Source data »
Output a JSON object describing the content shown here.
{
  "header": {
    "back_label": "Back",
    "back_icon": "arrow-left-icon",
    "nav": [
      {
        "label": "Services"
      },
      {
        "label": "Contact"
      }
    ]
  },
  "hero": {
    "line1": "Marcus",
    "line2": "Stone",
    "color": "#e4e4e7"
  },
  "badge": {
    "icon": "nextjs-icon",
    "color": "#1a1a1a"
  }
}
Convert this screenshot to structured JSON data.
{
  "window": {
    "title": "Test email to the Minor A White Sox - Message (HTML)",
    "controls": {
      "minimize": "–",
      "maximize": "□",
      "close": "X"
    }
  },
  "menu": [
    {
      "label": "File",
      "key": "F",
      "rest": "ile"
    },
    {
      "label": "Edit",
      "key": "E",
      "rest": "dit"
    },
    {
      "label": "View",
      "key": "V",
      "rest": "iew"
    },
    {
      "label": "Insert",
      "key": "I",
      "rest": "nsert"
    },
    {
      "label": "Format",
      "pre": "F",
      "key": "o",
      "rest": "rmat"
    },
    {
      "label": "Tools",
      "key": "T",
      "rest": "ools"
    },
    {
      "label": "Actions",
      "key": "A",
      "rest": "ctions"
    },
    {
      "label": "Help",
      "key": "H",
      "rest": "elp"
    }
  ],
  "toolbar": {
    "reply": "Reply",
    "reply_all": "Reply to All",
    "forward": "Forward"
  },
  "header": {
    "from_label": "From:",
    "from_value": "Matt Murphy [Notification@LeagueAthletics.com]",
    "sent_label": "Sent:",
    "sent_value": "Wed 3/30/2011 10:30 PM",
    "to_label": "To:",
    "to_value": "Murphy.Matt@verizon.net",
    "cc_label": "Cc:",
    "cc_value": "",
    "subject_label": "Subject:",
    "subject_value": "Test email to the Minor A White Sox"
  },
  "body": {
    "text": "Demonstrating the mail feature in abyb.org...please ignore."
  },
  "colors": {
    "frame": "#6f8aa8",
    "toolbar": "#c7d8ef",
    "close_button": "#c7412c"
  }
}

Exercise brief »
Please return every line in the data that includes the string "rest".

The answer »
      "rest": "ile"
      "rest": "dit"
      "rest": "iew"
      "rest": "nsert"
      "rest": "rmat"
      "rest": "ools"
      "rest": "ctions"
      "rest": "elp"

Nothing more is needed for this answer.